Before laying out the seven easy steps for fellow snack food aficionados, he establishes himself as a nacho expert.
So I like Nachos. A lot. So over the years I’ve gotten more and more obsessive with creating the perfect nacho. This is the result of years of fine tuning. Now, these are classic nachos. I know all about braised short rib nachos, piquillo peppers, etc. These are standard. However, I think the basic premise could be applied to any flavor of nacho you may desire.
This guy definitely sounds like he knows what he’s doing.He’s on a mission to spread the gospel of melted cheese and crunchy chips.
After establishing his nacho bona fides, he lays out the steps for achieving what he calls “the perfect nacho.”
There’s a lot of strong advice here. His bean recipe? Spectacular. He knows that the key to a sublime refried bean concoction is the sum of its parts. Chili beans, pinto beans, stewed tomatoes, garlic, chili pepper, and cayenne—what a harmonious mixture, improved by cooking it for a patient two hours.
However, as a fellow nacho scholar, I feel compelled to take this recipe to task.
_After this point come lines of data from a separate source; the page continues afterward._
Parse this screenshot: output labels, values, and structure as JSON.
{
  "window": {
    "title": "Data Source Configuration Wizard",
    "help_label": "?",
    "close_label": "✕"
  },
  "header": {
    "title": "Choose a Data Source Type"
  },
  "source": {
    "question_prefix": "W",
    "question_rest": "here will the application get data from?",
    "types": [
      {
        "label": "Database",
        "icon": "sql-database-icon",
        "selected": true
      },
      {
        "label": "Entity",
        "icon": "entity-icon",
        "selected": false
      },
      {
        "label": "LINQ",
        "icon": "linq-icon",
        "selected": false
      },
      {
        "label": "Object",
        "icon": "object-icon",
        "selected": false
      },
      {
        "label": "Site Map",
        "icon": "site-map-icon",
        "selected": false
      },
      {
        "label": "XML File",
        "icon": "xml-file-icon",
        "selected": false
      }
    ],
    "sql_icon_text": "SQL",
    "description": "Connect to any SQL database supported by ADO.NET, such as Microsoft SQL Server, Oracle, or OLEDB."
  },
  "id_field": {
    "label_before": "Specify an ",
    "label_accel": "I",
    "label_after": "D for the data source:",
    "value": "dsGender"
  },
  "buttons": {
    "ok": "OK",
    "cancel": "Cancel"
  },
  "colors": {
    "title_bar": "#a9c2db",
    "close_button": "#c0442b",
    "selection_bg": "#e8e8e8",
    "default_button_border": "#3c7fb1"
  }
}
I’m nacho guy when it comes to nacho complacency—I’ve bean studying and experimenting for years as well.
My first problem with this recipe is the addition of Sriracha sauce.
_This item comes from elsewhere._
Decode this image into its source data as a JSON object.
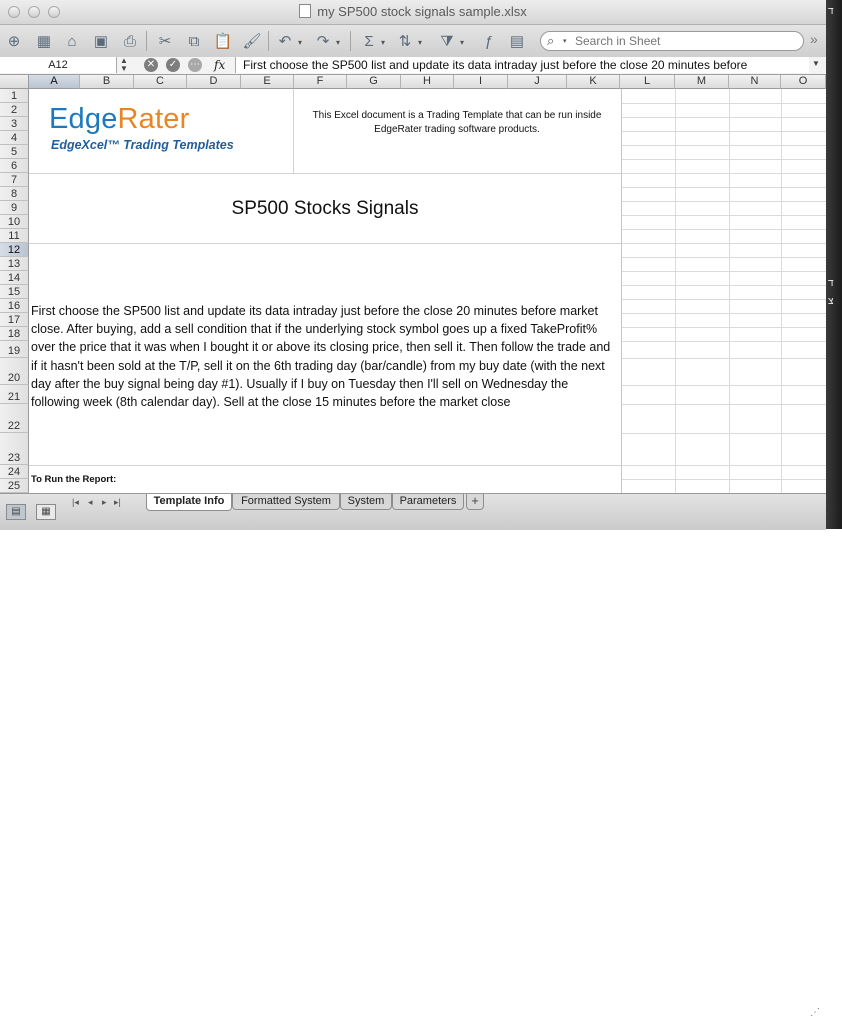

Don’t get me wrong—I love the red cock sauce as much as the next guy. It adds a complexity to dumplings and mac and cheese that sometimes eludes subpar cooks. But I’m truly distraught at the idea of adding this kind of kick to nachos.
If you’re trying to create an impeccable dish, get that “kick” with a real Mexican hot sauce. There’s Pico Pica. Or perhaps Tapatío. Save Sriracha for the dining hall and tasteless takeout. It’s just offensive.
Furthermore, this nonsense with the lettuce is alarming.
The creator behind these nachos does point out that his goal is to make a bite-sized nacho, but that conflicts with the original statement of making “the perfect nacho.” So what is the truth?
If we elevate our nacho scholarship even higher, we must then question the word “perfect.”
There is no objective “perfect” in the world of nachos. “Perfect” is often relative; perfection in this sense means being able to plop a nacho into your mouth. But putting lettuce on nachos before baking is just gross. Who wants to feel the warm texture of those greens?
Finally, where’s the guacamole? If you’re already cooking at home, you might as well invest in some avocados. Forget paying extra for the scam that is one portion of guac at Chipotle.
Let this be a lesson to you all: Before you claim to have created the “perfect” recipe, do a little soul-searching and decide if that’s objectively true.
Photo via Imgur